  16. Wood cut on the quarter will show medullary rays, if it's the sort of wood that has visible medullary rays (oak being an extreme example - in maple/sycamore it shows up as mirror figure or fleck as seen mainly in bridge wood). Flame is the result of a growth abnormality, either genetic (like the majority of ripple or "fiddleback" sycamore/maple) or to do with compression wood (steep hills, burrs, branches sticking out etc). Flame is most visible in quarter-cut maple but is not present in the vast majority of quarter cut maple. In Scotland ripple sycamore tends to occur in pockets, but on
  17. The flaming on both photos is the same - it's just that the lighting has created a kind of "negative" effect on one set of photos. All other details are identical. As Jacob has said, the certificate is from a very respected authority and beyond question. I fear that the seller (a piano dealer who's selling these violins on consignment) may have given this violin a couple of coats of yacht varnish to make it look nicer ...
  18. The handwriting looks German, but the card itself is pre-Jugoslavia : dopisnice = postcards in Croatian/Serbian! Is the stamp Austrian? I would guess the picture is Zagreb circa 1900 ... Martin Swan Violins
  19. I will be the first pessimist to venture forth .... I'm sure there will be plenty more. I'm afraid nothing about this violin says 18th century Italian to me, but I don't claim any expertise. However, I've seen a lot of 19th century German and Bohemian violins, and I'm pretty certain the label is late 19th century. At first glance the archings to the front and back look more than a bit industrial ... As you have pointed out, the 57 of the label is modern - not sure when the continental habit of crossing the number 7 came about, but I think it was mid-20th century. If it was a Panzani th

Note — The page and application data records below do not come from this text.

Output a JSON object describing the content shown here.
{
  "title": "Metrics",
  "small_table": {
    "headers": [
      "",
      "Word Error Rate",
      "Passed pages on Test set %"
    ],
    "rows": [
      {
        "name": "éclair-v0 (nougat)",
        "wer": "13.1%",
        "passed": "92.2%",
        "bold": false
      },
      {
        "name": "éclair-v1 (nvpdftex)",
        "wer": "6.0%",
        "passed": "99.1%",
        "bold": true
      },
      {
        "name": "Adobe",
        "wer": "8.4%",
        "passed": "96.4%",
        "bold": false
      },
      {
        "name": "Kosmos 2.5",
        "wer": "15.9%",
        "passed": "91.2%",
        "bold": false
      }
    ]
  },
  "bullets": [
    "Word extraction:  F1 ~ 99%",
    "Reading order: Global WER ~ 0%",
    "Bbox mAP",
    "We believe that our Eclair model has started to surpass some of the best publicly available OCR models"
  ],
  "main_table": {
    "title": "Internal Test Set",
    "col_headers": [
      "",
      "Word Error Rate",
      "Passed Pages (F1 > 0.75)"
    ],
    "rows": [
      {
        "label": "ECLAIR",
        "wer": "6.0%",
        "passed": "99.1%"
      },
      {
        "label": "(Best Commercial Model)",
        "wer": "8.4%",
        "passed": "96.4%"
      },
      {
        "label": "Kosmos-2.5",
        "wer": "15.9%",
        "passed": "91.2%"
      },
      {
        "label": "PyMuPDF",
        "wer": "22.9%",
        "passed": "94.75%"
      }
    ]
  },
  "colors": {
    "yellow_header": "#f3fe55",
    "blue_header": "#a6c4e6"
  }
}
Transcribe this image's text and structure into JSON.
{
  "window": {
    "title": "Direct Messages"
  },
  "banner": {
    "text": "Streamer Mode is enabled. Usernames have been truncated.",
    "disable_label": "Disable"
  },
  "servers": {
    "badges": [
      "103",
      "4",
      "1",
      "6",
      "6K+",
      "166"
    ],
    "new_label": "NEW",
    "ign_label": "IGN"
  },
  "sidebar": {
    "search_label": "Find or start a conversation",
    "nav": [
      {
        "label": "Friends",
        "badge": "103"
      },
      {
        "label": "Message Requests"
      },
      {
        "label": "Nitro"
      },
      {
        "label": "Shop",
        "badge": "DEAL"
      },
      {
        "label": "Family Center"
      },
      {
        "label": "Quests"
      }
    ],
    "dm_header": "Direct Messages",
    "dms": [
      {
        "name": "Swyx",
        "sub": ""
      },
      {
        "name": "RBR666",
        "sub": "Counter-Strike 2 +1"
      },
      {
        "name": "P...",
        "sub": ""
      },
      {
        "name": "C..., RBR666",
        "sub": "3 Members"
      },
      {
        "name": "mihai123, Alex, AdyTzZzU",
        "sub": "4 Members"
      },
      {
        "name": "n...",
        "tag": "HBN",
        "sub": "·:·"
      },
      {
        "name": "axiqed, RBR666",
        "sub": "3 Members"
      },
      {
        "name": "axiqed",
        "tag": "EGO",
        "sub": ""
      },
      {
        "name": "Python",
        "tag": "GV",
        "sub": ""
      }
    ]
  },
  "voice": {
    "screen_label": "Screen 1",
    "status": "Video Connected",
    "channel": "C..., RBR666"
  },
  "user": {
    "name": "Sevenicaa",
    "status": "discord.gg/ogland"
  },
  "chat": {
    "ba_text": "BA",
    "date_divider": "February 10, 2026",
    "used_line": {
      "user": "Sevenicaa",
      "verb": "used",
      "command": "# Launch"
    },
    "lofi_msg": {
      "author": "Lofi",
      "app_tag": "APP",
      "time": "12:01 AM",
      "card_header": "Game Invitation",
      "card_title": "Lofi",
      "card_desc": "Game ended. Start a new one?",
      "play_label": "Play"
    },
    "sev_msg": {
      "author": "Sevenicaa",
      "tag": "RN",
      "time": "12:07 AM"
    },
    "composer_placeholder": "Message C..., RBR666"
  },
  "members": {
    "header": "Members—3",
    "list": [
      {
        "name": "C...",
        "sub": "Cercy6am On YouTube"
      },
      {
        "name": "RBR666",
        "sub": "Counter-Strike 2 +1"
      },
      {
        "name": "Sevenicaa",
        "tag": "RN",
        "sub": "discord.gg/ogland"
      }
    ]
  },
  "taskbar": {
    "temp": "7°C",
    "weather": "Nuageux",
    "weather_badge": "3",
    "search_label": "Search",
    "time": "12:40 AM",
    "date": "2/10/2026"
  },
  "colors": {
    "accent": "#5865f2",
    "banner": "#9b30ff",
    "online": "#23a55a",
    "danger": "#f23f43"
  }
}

  20. OK it's a bit funny. I remember a film I saw when I was at school about a guy who was given huge glasses that made everything look upside down. For a week he was deeply confused, then things slowly started to make sense. After a couple of weeks he was functioning normally. After two more weeks they took the glasses away and everything looked upside down. For a week he was deeply confused, then slowly things started to make sense ..... Playing a violin with the strings the wrong way round is like that. God knows what the violin sounds like, one's so used to getting completely different type
  21. Well apart from being illegal (if hard to police) ...... I've met quite a few people who've bought lemons on eBay. Strange as it seems they just take the seller's desctiption on trust, and few are equipped to recognize a Chinese fiddle (or a cheap German trade violin sold as Italian). Most don't protest or send the instrument back because they believe they have bought what was described - they are invariably horrified to discover they've been taken for a fool, in fact many refuse to believe it. I can give many examples. Generally by the time they do get a second opinion (often by accident) i
  22. It's not funny Jacob! Bad enough trying to play and evaluate a genuine left-handed violin - I can't think straight for about half an hour after ...... I've got involved in this a bit through producing left-handed violins - all i can tell you is that left handed violinists say that it's chalk and cheese, violins just strung up the other way invariably sound shit, whereas violins with the bassbar and soundpost reversed sound like violins. I can't comment on the issue of support - I imagine the bassbar is very effective in resisting sagging.
  23. Just posting these in the hope of saving someone some heartache - I know we've discussed this seller before, but people still fall for it .....